__What the exercise asks__
Where in the data below does the word "number" appear? Copy every line that has it.

***** Provided data

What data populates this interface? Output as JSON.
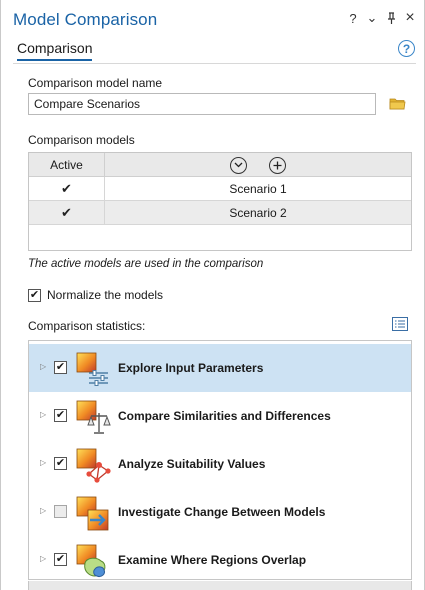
{
  "window": {
    "title": "Model Comparison",
    "controls": [
      "?",
      "⌄",
      "⊥",
      "×"
    ]
  },
  "tabs": [
    {
      "label": "Comparison",
      "active": true
    }
  ],
  "form": {
    "name_label": "Comparison model name",
    "name_value": "Compare Scenarios",
    "models_label": "Comparison models",
    "models_header": {
      "active": "Active"
    },
    "models": [
      {
        "name": "Scenario 1",
        "active": true
      },
      {
        "name": "Scenario 2",
        "active": true
      }
    ],
    "models_note": "The active models are used in the comparison",
    "normalize": {
      "label": "Normalize the models",
      "checked": true
    },
    "stats_label": "Comparison statistics:",
    "statistics": [
      {
        "label": "Explore Input Parameters",
        "checked": true,
        "selected": true,
        "icon": "sliders-icon"
      },
      {
        "label": "Compare Similarities and Differences",
        "checked": true,
        "selected": false,
        "icon": "balance-scale-icon"
      },
      {
        "label": "Analyze Suitability Values",
        "checked": true,
        "selected": false,
        "icon": "network-icon"
      },
      {
        "label": "Investigate Change Between Models",
        "checked": false,
        "selected": false,
        "icon": "change-arrow-icon"
      },
      {
        "label": "Examine Where Regions Overlap",
        "checked": true,
        "selected": false,
        "icon": "overlap-regions-icon"
      }
    ]
  },
  "colors": {
    "accent": "#1a63a6",
    "selected_row": "#cde2f3",
    "folder": "#e3b330"
  }
}
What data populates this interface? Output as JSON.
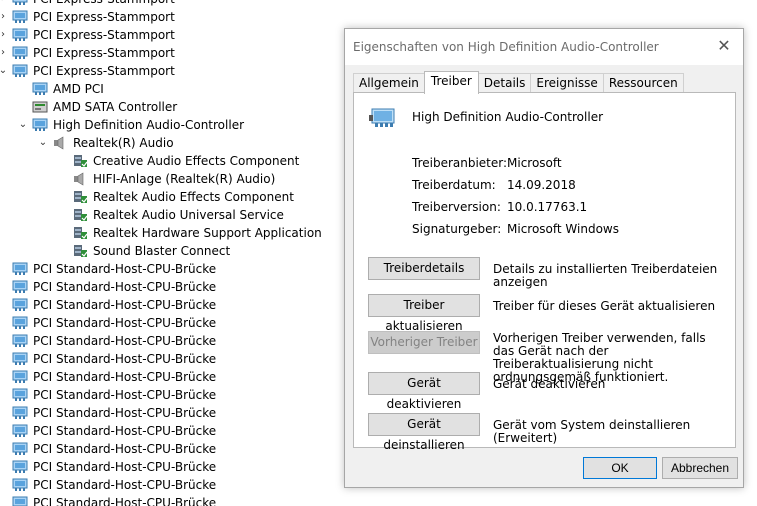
{
  "tree": {
    "items": [
      {
        "label": "PCI Express-Stammport",
        "level": 0,
        "icon": "pci-icon",
        "chevron": "collapsed"
      },
      {
        "label": "PCI Express-Stammport",
        "level": 0,
        "icon": "pci-icon",
        "chevron": "collapsed"
      },
      {
        "label": "PCI Express-Stammport",
        "level": 0,
        "icon": "pci-icon",
        "chevron": "collapsed"
      },
      {
        "label": "PCI Express-Stammport",
        "level": 0,
        "icon": "pci-icon",
        "chevron": "collapsed"
      },
      {
        "label": "PCI Express-Stammport",
        "level": 0,
        "icon": "pci-icon",
        "chevron": "expanded"
      },
      {
        "label": "AMD PCI",
        "level": 1,
        "icon": "pci-icon",
        "chevron": ""
      },
      {
        "label": "AMD SATA Controller",
        "level": 1,
        "icon": "sata-controller-icon",
        "chevron": ""
      },
      {
        "label": "High Definition Audio-Controller",
        "level": 1,
        "icon": "pci-icon",
        "chevron": "expanded"
      },
      {
        "label": "Realtek(R) Audio",
        "level": 2,
        "icon": "speaker-icon",
        "chevron": "expanded"
      },
      {
        "label": "Creative Audio Effects Component",
        "level": 3,
        "icon": "software-component-icon",
        "chevron": ""
      },
      {
        "label": "HIFI-Anlage (Realtek(R) Audio)",
        "level": 3,
        "icon": "speaker-icon",
        "chevron": ""
      },
      {
        "label": "Realtek Audio Effects Component",
        "level": 3,
        "icon": "software-component-icon",
        "chevron": ""
      },
      {
        "label": "Realtek Audio Universal Service",
        "level": 3,
        "icon": "software-component-icon",
        "chevron": ""
      },
      {
        "label": "Realtek Hardware Support Application",
        "level": 3,
        "icon": "software-component-icon",
        "chevron": ""
      },
      {
        "label": "Sound Blaster Connect",
        "level": 3,
        "icon": "software-component-icon",
        "chevron": ""
      },
      {
        "label": "PCI Standard-Host-CPU-Brücke",
        "level": 0,
        "icon": "pci-icon",
        "chevron": ""
      },
      {
        "label": "PCI Standard-Host-CPU-Brücke",
        "level": 0,
        "icon": "pci-icon",
        "chevron": ""
      },
      {
        "label": "PCI Standard-Host-CPU-Brücke",
        "level": 0,
        "icon": "pci-icon",
        "chevron": ""
      },
      {
        "label": "PCI Standard-Host-CPU-Brücke",
        "level": 0,
        "icon": "pci-icon",
        "chevron": ""
      },
      {
        "label": "PCI Standard-Host-CPU-Brücke",
        "level": 0,
        "icon": "pci-icon",
        "chevron": ""
      },
      {
        "label": "PCI Standard-Host-CPU-Brücke",
        "level": 0,
        "icon": "pci-icon",
        "chevron": ""
      },
      {
        "label": "PCI Standard-Host-CPU-Brücke",
        "level": 0,
        "icon": "pci-icon",
        "chevron": ""
      },
      {
        "label": "PCI Standard-Host-CPU-Brücke",
        "level": 0,
        "icon": "pci-icon",
        "chevron": ""
      },
      {
        "label": "PCI Standard-Host-CPU-Brücke",
        "level": 0,
        "icon": "pci-icon",
        "chevron": ""
      },
      {
        "label": "PCI Standard-Host-CPU-Brücke",
        "level": 0,
        "icon": "pci-icon",
        "chevron": ""
      },
      {
        "label": "PCI Standard-Host-CPU-Brücke",
        "level": 0,
        "icon": "pci-icon",
        "chevron": ""
      },
      {
        "label": "PCI Standard-Host-CPU-Brücke",
        "level": 0,
        "icon": "pci-icon",
        "chevron": ""
      },
      {
        "label": "PCI Standard-Host-CPU-Brücke",
        "level": 0,
        "icon": "pci-icon",
        "chevron": ""
      },
      {
        "label": "PCI Standard-Host-CPU-Brücke",
        "level": 0,
        "icon": "pci-icon",
        "chevron": ""
      }
    ]
  },
  "dialog": {
    "title": "Eigenschaften von High Definition Audio-Controller",
    "close_icon": "close-icon",
    "tabs": [
      {
        "label": "Allgemein",
        "active": false
      },
      {
        "label": "Treiber",
        "active": true
      },
      {
        "label": "Details",
        "active": false
      },
      {
        "label": "Ereignisse",
        "active": false
      },
      {
        "label": "Ressourcen",
        "active": false
      }
    ],
    "device_name": "High Definition Audio-Controller",
    "device_icon": "audio-controller-icon",
    "properties": [
      {
        "label": "Treiberanbieter:",
        "value": "Microsoft"
      },
      {
        "label": "Treiberdatum:",
        "value": "14.09.2018"
      },
      {
        "label": "Treiberversion:",
        "value": "10.0.17763.1"
      },
      {
        "label": "Signaturgeber:",
        "value": "Microsoft Windows"
      }
    ],
    "actions": [
      {
        "label": "Treiberdetails",
        "description": "Details zu installierten Treiberdateien anzeigen",
        "enabled": true
      },
      {
        "label": "Treiber aktualisieren",
        "description": "Treiber für dieses Gerät aktualisieren",
        "enabled": true
      },
      {
        "label": "Vorheriger Treiber",
        "description": "Vorherigen Treiber verwenden, falls das Gerät nach der Treiberaktualisierung nicht ordnungsgemäß funktioniert.",
        "enabled": false
      },
      {
        "label": "Gerät deaktivieren",
        "description": "Gerät deaktivieren",
        "enabled": true
      },
      {
        "label": "Gerät deinstallieren",
        "description": "Gerät vom System deinstallieren (Erweitert)",
        "enabled": true
      }
    ],
    "ok_label": "OK",
    "cancel_label": "Abbrechen"
  },
  "colors": {
    "accent": "#0078d7",
    "dialog_bg": "#f0f0f0",
    "button_bg": "#e1e1e1",
    "title_text": "#6b6b6b"
  }
}
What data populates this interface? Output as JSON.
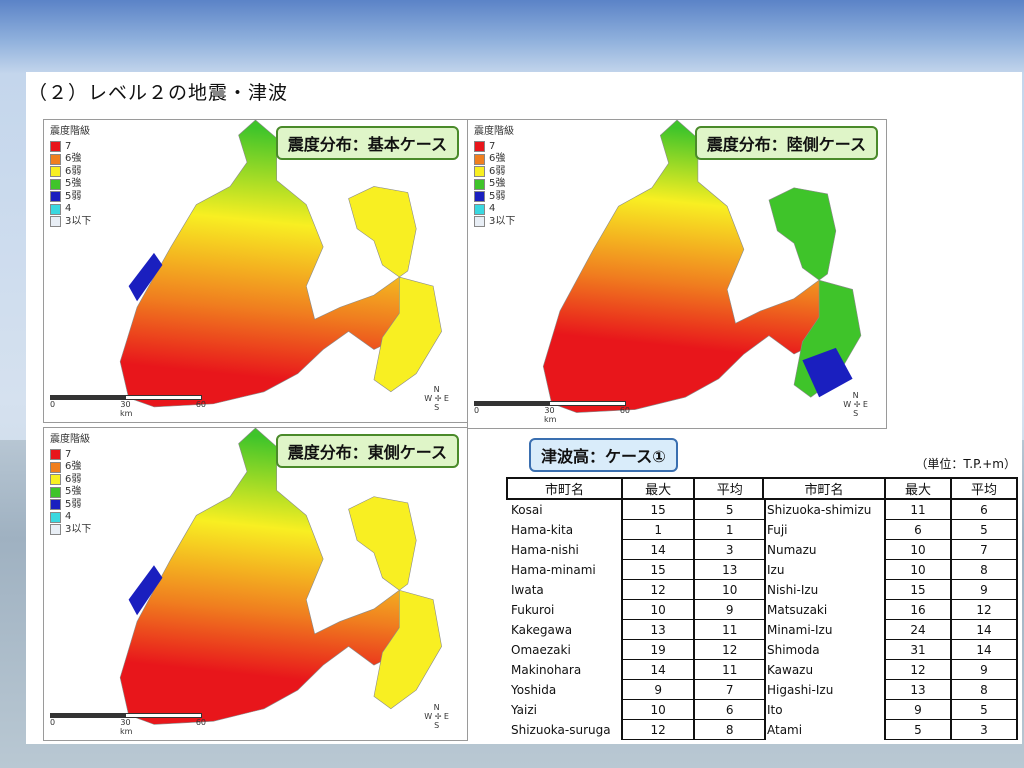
{
  "heading": "（２）レベル２の地震・津波",
  "legend": {
    "title": "震度階級",
    "items": [
      {
        "label": "7",
        "color": "#e8161b"
      },
      {
        "label": "6強",
        "color": "#f07f1f"
      },
      {
        "label": "6弱",
        "color": "#f8ef22"
      },
      {
        "label": "5強",
        "color": "#3fc42a"
      },
      {
        "label": "5弱",
        "color": "#1a1fbf"
      },
      {
        "label": "4",
        "color": "#3ad8e0"
      },
      {
        "label": "3以下",
        "color": "#e8eef5"
      }
    ]
  },
  "maps": [
    {
      "title": "震度分布：基本ケース"
    },
    {
      "title": "震度分布：陸側ケース"
    },
    {
      "title": "震度分布：東側ケース"
    }
  ],
  "scale": {
    "t0": "0",
    "t30": "30",
    "t60": "60",
    "unit": "km"
  },
  "compass": {
    "n": "N",
    "s": "S",
    "e": "E",
    "w": "W"
  },
  "tsunami": {
    "title": "津波高：ケース①",
    "unit": "（単位：T.P.+m）",
    "headers": {
      "city": "市町名",
      "max": "最大",
      "avg": "平均"
    },
    "left": [
      {
        "city": "Kosai",
        "max": "15",
        "avg": "5"
      },
      {
        "city": "Hama-kita",
        "max": "1",
        "avg": "1"
      },
      {
        "city": "Hama-nishi",
        "max": "14",
        "avg": "3"
      },
      {
        "city": "Hama-minami",
        "max": "15",
        "avg": "13"
      },
      {
        "city": "Iwata",
        "max": "12",
        "avg": "10"
      },
      {
        "city": "Fukuroi",
        "max": "10",
        "avg": "9"
      },
      {
        "city": "Kakegawa",
        "max": "13",
        "avg": "11"
      },
      {
        "city": "Omaezaki",
        "max": "19",
        "avg": "12"
      },
      {
        "city": "Makinohara",
        "max": "14",
        "avg": "11"
      },
      {
        "city": "Yoshida",
        "max": "9",
        "avg": "7"
      },
      {
        "city": "Yaizi",
        "max": "10",
        "avg": "6"
      },
      {
        "city": "Shizuoka-suruga",
        "max": "12",
        "avg": "8"
      }
    ],
    "right": [
      {
        "city": "Shizuoka-shimizu",
        "max": "11",
        "avg": "6"
      },
      {
        "city": "Fuji",
        "max": "6",
        "avg": "5"
      },
      {
        "city": "Numazu",
        "max": "10",
        "avg": "7"
      },
      {
        "city": "Izu",
        "max": "10",
        "avg": "8"
      },
      {
        "city": "Nishi-Izu",
        "max": "15",
        "avg": "9"
      },
      {
        "city": "Matsuzaki",
        "max": "16",
        "avg": "12"
      },
      {
        "city": "Minami-Izu",
        "max": "24",
        "avg": "14"
      },
      {
        "city": "Shimoda",
        "max": "31",
        "avg": "14"
      },
      {
        "city": "Kawazu",
        "max": "12",
        "avg": "9"
      },
      {
        "city": "Higashi-Izu",
        "max": "13",
        "avg": "8"
      },
      {
        "city": "Ito",
        "max": "9",
        "avg": "5"
      },
      {
        "city": "Atami",
        "max": "5",
        "avg": "3"
      }
    ]
  }
}
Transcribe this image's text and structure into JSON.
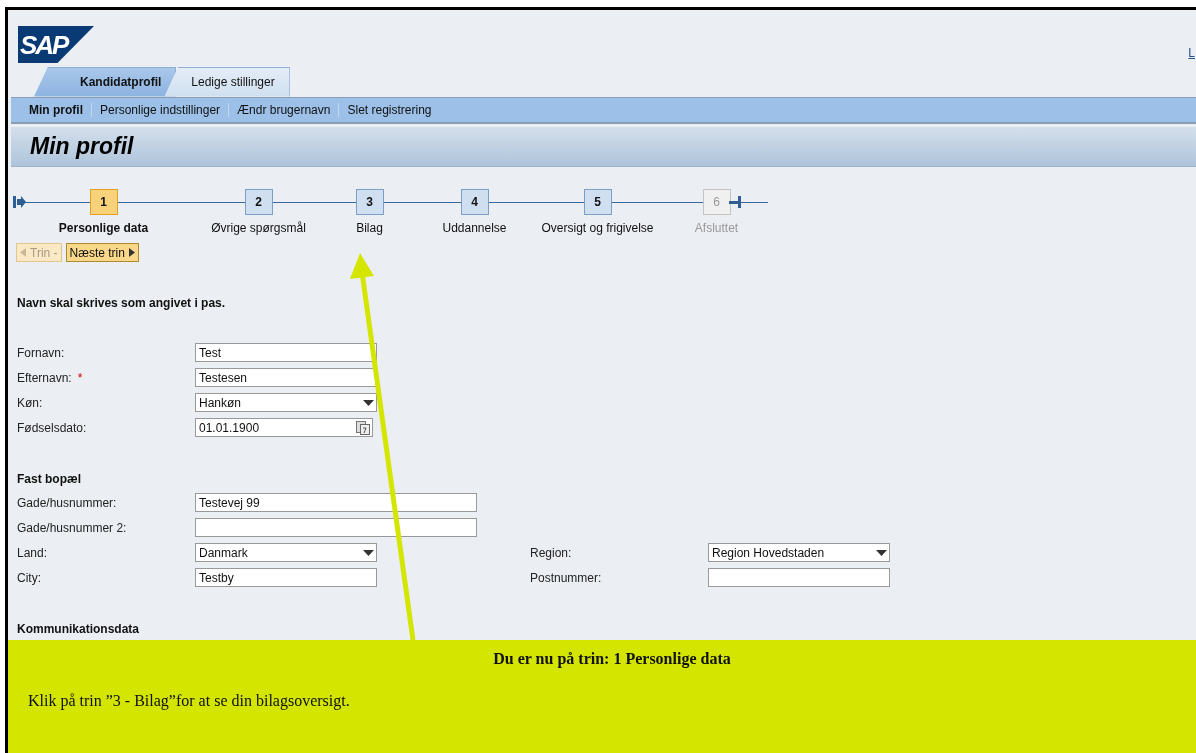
{
  "header": {
    "logo": "SAP",
    "link": "L"
  },
  "tabs": [
    {
      "label": "Kandidatprofil",
      "selected": true
    },
    {
      "label": "Ledige stillinger",
      "selected": false
    }
  ],
  "subnav": [
    {
      "label": "Min profil",
      "selected": true
    },
    {
      "label": "Personlige indstillinger",
      "selected": false
    },
    {
      "label": "Ændr brugernavn",
      "selected": false
    },
    {
      "label": "Slet registrering",
      "selected": false
    }
  ],
  "page_title": "Min profil",
  "steps": [
    {
      "number": "1",
      "label": "Personlige data",
      "selected": true,
      "disabled": false
    },
    {
      "number": "2",
      "label": "Øvrige spørgsmål",
      "selected": false,
      "disabled": false
    },
    {
      "number": "3",
      "label": "Bilag",
      "selected": false,
      "disabled": false
    },
    {
      "number": "4",
      "label": "Uddannelse",
      "selected": false,
      "disabled": false
    },
    {
      "number": "5",
      "label": "Oversigt og frigivelse",
      "selected": false,
      "disabled": false
    },
    {
      "number": "6",
      "label": "Afsluttet",
      "selected": false,
      "disabled": true
    }
  ],
  "step_buttons": [
    {
      "kind": "prev",
      "label": "Trin -",
      "disabled": true
    },
    {
      "kind": "next",
      "label": "Næste trin",
      "disabled": false
    }
  ],
  "sections": [
    {
      "heading": "Navn skal skrives som angivet i pas.",
      "rows": [
        {
          "fields": [
            {
              "label": "Fornavn:",
              "kind": "text",
              "value": "Test"
            }
          ]
        },
        {
          "fields": [
            {
              "label": "Efternavn:",
              "required_mark": "*",
              "kind": "text",
              "value": "Testesen"
            }
          ]
        },
        {
          "fields": [
            {
              "label": "Køn:",
              "kind": "select",
              "value": "Hankøn"
            }
          ]
        },
        {
          "fields": [
            {
              "label": "Fødselsdato:",
              "kind": "date",
              "value": "01.01.1900"
            }
          ]
        }
      ]
    },
    {
      "heading": "Fast bopæl",
      "rows": [
        {
          "fields": [
            {
              "label": "Gade/husnummer:",
              "kind": "text_long",
              "value": "Testevej 99"
            }
          ]
        },
        {
          "fields": [
            {
              "label": "Gade/husnummer 2:",
              "kind": "text_long"
            }
          ]
        },
        {
          "fields": [
            {
              "label": "Land:",
              "kind": "select",
              "value": "Danmark"
            },
            {
              "label": "Region:",
              "kind": "select",
              "value": "Region Hovedstaden"
            }
          ]
        },
        {
          "fields": [
            {
              "label": "City:",
              "kind": "text",
              "value": "Testby"
            },
            {
              "label": "Postnummer:",
              "kind": "text"
            }
          ]
        }
      ]
    },
    {
      "heading": "Kommunikationsdata"
    }
  ],
  "callout": {
    "title": "Du er nu på trin: 1 Personlige data",
    "text": "Klik på trin ”3 - Bilag”for at se din bilagsoversigt."
  }
}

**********

__Finished task__
      "number": "1",
      "number": "2",
      "number": "3",
      "number": "4",
      "number": "5",
      "number": "6",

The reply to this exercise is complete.